As we begin this seminar, I want you to think about the issue of description.  There are, in fact, many different  descriptions of Hell and it matters which one we choose.  In the seminar, we will look at 10 of them.  In addition, I also want you to begin thinking about what it means to read, write, speak, and argue effectively.  No one is born with these skills.  You need to acquire them the old-fashioned way by working on them.

1. Tuesday, August 24:

Discussion Topic: Why is Hell so much of a daily part of our lives?

  • I will pass out a set of survey questions which you are required to administer and complete by class time on a date to be announced.
  • I will also administer a class survey.

 

Image I. World War I: “War is hell . . .”

2. Thursday, August 26

DiscussionTopic:   What is Hell?

  • “Hell” according to the Catechism of the Catholic Church: READ
  • Erich Maria Remarque, All Quiet on the Western Front (first half)

3. Tuesday, August 31

Discussion Topic:

  • Finish reading Erich Maria Remarque, All Quiet on the Western Front
  • Lewis Milestone, “All Quiet on the Western Front” (segment of film): Prepare for film by reading here.

4. Thursday, September 2

Discussion: Great Writing, Persuasive Criticism

  • Readings from George Orwell:
  • “Why I write”  READ
  • “Politics and the English Language” READ
  • “Review of Sartre” READ

5. Tuesday, September 7

An Excursus from the Twentieth to the Fourteenth Century. Depictions of Hell in Dante’s Inferno

Today’s class meets in Hesburgh Library, Special Collections Room

  • The Inferno of Dante, Canto 3 (READ) and Canto 33 (READ).
  • Background Reading: Alice Turner, The History of HellREAD

 

Image II. The Holocaust: “A living hell . . .”

6. Thursday, September 9

Discussion:  What is Wiesel’s depiction of Hell, both in Night and in his Nobel speech?  And how does it differ from those we have alread considered? 

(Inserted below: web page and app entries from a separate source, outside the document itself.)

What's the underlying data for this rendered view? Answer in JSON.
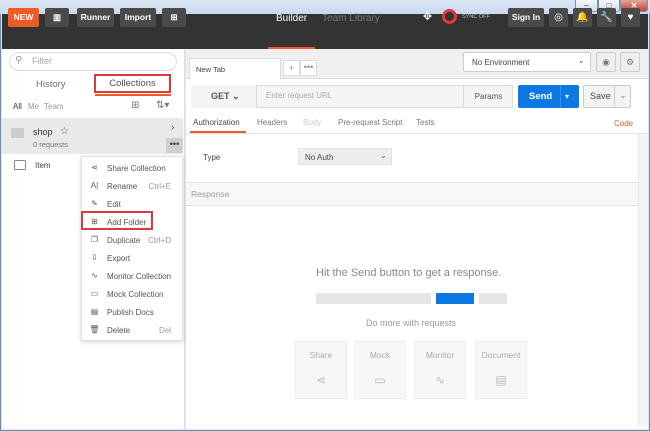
{
  "window": {
    "min": "–",
    "max": "□",
    "close": "✕"
  },
  "header": {
    "new_label": "NEW",
    "runner_label": "Runner",
    "import_label": "Import",
    "tabs": [
      "Builder",
      "Team Library"
    ],
    "sync_label": "SYNC OFF",
    "signin_label": "Sign In",
    "icons": {
      "layout": "▥",
      "new_window": "⊞",
      "sync": "✥",
      "satellite": "◎",
      "bell": "🔔",
      "wrench": "🔧",
      "heart": "♥"
    }
  },
  "sidebar": {
    "filter_placeholder": "Filter",
    "tabs": [
      "History",
      "Collections"
    ],
    "filters": [
      "All",
      "Me",
      "Team"
    ],
    "collection": {
      "name": "shop",
      "count": "0 requests"
    },
    "item": "Item"
  },
  "context_menu": [
    {
      "label": "Share Collection",
      "shortcut": "",
      "icon": "share-icon",
      "glyph": "⋖"
    },
    {
      "label": "Rename",
      "shortcut": "Ctrl+E",
      "icon": "rename-icon",
      "glyph": "A|"
    },
    {
      "label": "Edit",
      "shortcut": "",
      "icon": "pencil-icon",
      "glyph": "✎"
    },
    {
      "label": "Add Folder",
      "shortcut": "",
      "icon": "add-folder-icon",
      "glyph": "⊞"
    },
    {
      "label": "Duplicate",
      "shortcut": "Ctrl+D",
      "icon": "duplicate-icon",
      "glyph": "❐"
    },
    {
      "label": "Export",
      "shortcut": "",
      "icon": "export-icon",
      "glyph": "⇩"
    },
    {
      "label": "Monitor Collection",
      "shortcut": "",
      "icon": "monitor-icon",
      "glyph": "∿"
    },
    {
      "label": "Mock Collection",
      "shortcut": "",
      "icon": "mock-icon",
      "glyph": "▭"
    },
    {
      "label": "Publish Docs",
      "shortcut": "",
      "icon": "docs-icon",
      "glyph": "▤"
    },
    {
      "label": "Delete",
      "shortcut": "Del",
      "icon": "trash-icon",
      "glyph": "🗑"
    }
  ],
  "main": {
    "tab_label": "New Tab",
    "environment": "No Environment",
    "method": "GET",
    "url_placeholder": "Enter request URL",
    "params_label": "Params",
    "send_label": "Send",
    "save_label": "Save",
    "request_tabs": [
      "Authorization",
      "Headers",
      "Body",
      "Pre-request Script",
      "Tests"
    ],
    "code_label": "Code",
    "type_label": "Type",
    "auth_value": "No Auth",
    "response_label": "Response",
    "hint": "Hit the Send button to get a response.",
    "more_label": "Do more with requests",
    "cards": [
      {
        "title": "Share",
        "icon": "share-icon",
        "glyph": "⋖"
      },
      {
        "title": "Mock",
        "icon": "mock-icon",
        "glyph": "▭"
      },
      {
        "title": "Monitor",
        "icon": "monitor-icon",
        "glyph": "∿"
      },
      {
        "title": "Document",
        "icon": "document-icon",
        "glyph": "▤"
      }
    ]
  },
  "colors": {
    "accent": "#ef5b25",
    "send": "#0b79e1",
    "highlight": "#d83b3b"
  }
}
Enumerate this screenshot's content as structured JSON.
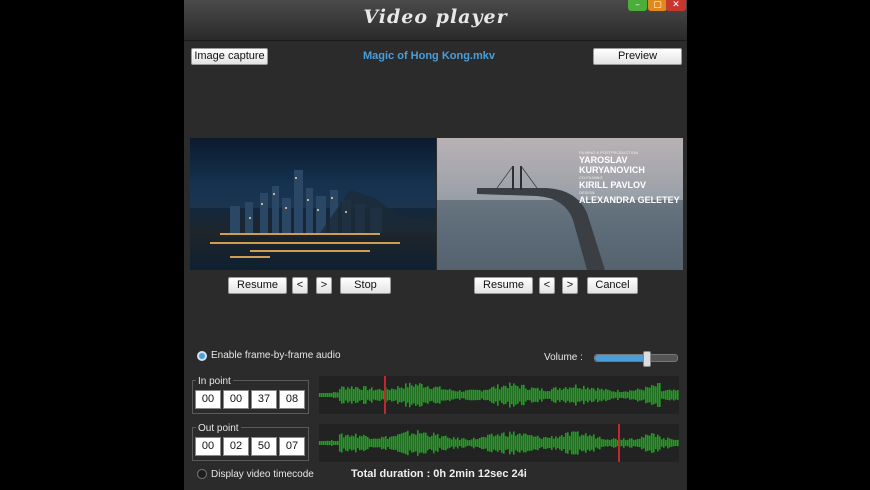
{
  "window": {
    "title": "Video player",
    "controls": {
      "minimize": "–",
      "maximize": "▢",
      "close": "✕"
    }
  },
  "toolbar": {
    "image_capture_label": "Image capture",
    "filename": "Magic of Hong Kong.mkv",
    "preview_label": "Preview"
  },
  "left_player": {
    "resume_label": "Resume",
    "prev_label": "<",
    "next_label": ">",
    "stop_label": "Stop"
  },
  "right_player": {
    "resume_label": "Resume",
    "prev_label": "<",
    "next_label": ">",
    "cancel_label": "Cancel",
    "credits": [
      {
        "role": "FILMING & POSTPRODUCTION",
        "name": "YAROSLAV KURYANOVICH"
      },
      {
        "role": "CO-FILMING",
        "name": "KIRILL PAVLOV"
      },
      {
        "role": "DESIGN",
        "name": "ALEXANDRA GELETEY"
      }
    ]
  },
  "audio": {
    "frame_by_frame_label": "Enable frame-by-frame audio",
    "frame_by_frame_checked": true
  },
  "volume": {
    "label": "Volume :",
    "level": 0.62
  },
  "in_point": {
    "label": "In point",
    "values": [
      "00",
      "00",
      "37",
      "08"
    ],
    "marker_position": 0.18
  },
  "out_point": {
    "label": "Out point",
    "values": [
      "00",
      "02",
      "50",
      "07"
    ],
    "marker_position": 0.83
  },
  "timecode": {
    "label": "Display video timecode",
    "checked": false
  },
  "total_duration": "Total duration : 0h 2min 12sec 24i",
  "colors": {
    "accent": "#4a9edb",
    "marker": "#c1272d",
    "waveform": "#1fa01f",
    "background": "#2b2b2b"
  }
}
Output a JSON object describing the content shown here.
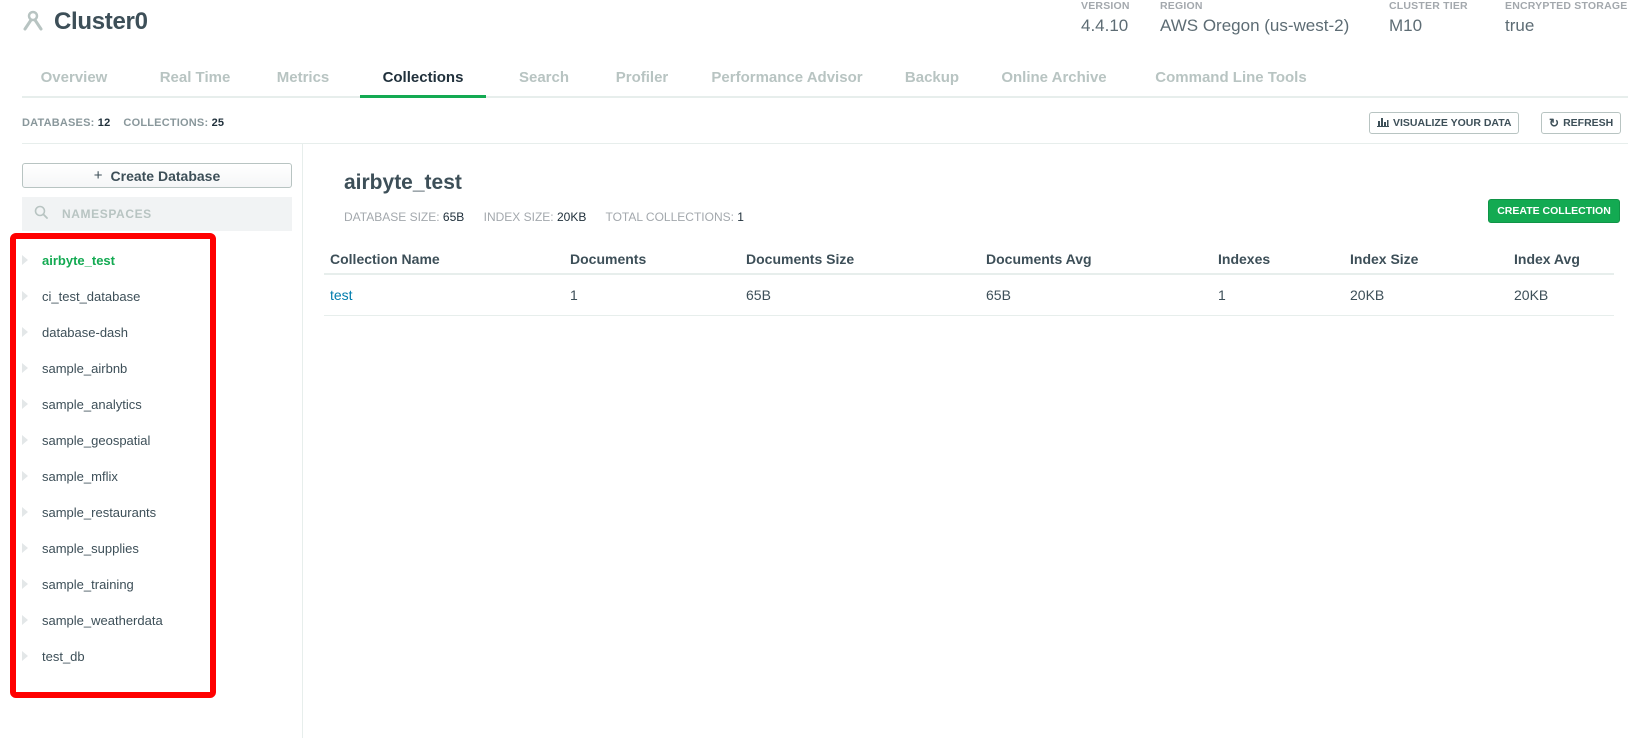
{
  "cluster": {
    "name": "Cluster0"
  },
  "meta": [
    {
      "label": "VERSION",
      "value": "4.4.10"
    },
    {
      "label": "REGION",
      "value": "AWS Oregon (us-west-2)"
    },
    {
      "label": "CLUSTER TIER",
      "value": "M10"
    },
    {
      "label": "ENCRYPTED STORAGE",
      "value": "true"
    }
  ],
  "tabs": [
    {
      "label": "Overview"
    },
    {
      "label": "Real Time"
    },
    {
      "label": "Metrics"
    },
    {
      "label": "Collections",
      "active": true
    },
    {
      "label": "Search"
    },
    {
      "label": "Profiler"
    },
    {
      "label": "Performance Advisor"
    },
    {
      "label": "Backup"
    },
    {
      "label": "Online Archive"
    },
    {
      "label": "Command Line Tools"
    }
  ],
  "summary": {
    "databases_label": "DATABASES:",
    "databases_count": "12",
    "collections_label": "COLLECTIONS:",
    "collections_count": "25"
  },
  "toolbar": {
    "visualize_label": "VISUALIZE YOUR DATA",
    "refresh_label": "REFRESH"
  },
  "sidebar": {
    "create_db_label": "Create Database",
    "search_placeholder": "NAMESPACES",
    "databases": [
      {
        "name": "airbyte_test",
        "active": true
      },
      {
        "name": "ci_test_database"
      },
      {
        "name": "database-dash"
      },
      {
        "name": "sample_airbnb"
      },
      {
        "name": "sample_analytics"
      },
      {
        "name": "sample_geospatial"
      },
      {
        "name": "sample_mflix"
      },
      {
        "name": "sample_restaurants"
      },
      {
        "name": "sample_supplies"
      },
      {
        "name": "sample_training"
      },
      {
        "name": "sample_weatherdata"
      },
      {
        "name": "test_db"
      }
    ]
  },
  "main": {
    "title": "airbyte_test",
    "stats": {
      "db_size_label": "DATABASE SIZE:",
      "db_size": "65B",
      "index_size_label": "INDEX SIZE:",
      "index_size": "20KB",
      "total_collections_label": "TOTAL COLLECTIONS:",
      "total_collections": "1"
    },
    "create_collection_label": "CREATE COLLECTION",
    "table": {
      "headers": [
        "Collection Name",
        "Documents",
        "Documents Size",
        "Documents Avg",
        "Indexes",
        "Index Size",
        "Index Avg"
      ],
      "rows": [
        [
          "test",
          "1",
          "65B",
          "65B",
          "1",
          "20KB",
          "20KB"
        ]
      ]
    }
  },
  "colors": {
    "accent": "#13aa52",
    "link": "#007cad",
    "highlight": "#ff0000"
  }
}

  • Read the first half of Elie Wiesel, Night
  • Elie Wiesel, “Hope, Despair, and Memory,” Nobel Lecture, December 11, 1986 READ

7. Tuesday, September 14

Discussion: According to Wiesel’s arguments in both of these works, how should we respond  to Hell?  Again, how would this differ from the other works we’ve considered?

  • Complete your reading of Elie Wiesel, Night
  • Elie Wiesel, “Hope, Despair, and Memory,” Nobel Lecture, December 11, 1986 RE-READ

8. Thursday, September 16

First Great Debate:  “Auschwitz proves that God does not exist.”

9. Tuesday, September 21

Discussion: More Great Writing

  • In-class Film: Selections from Leni Riefenstahl’s phantasmagoria, “Triumph of the Will”

 

Image III. Life Itself: “Life is hell . . .”

10. Thursday, September 23

Existentialism: A World Without God

  • Jean-Paul Sartre, “The Wall” (hand-out)

11. Tuesday, September 28

Existentialism: A World With God

  • Flannery O’Connor, “The Lame shall enter first” (hand-out)

 

NOTE:  Please leave your technology at home.  This includes electronic devices of any kind, such as laptops, i-Pads, cell phones, Kindles, video cameras, or other personal digital devices.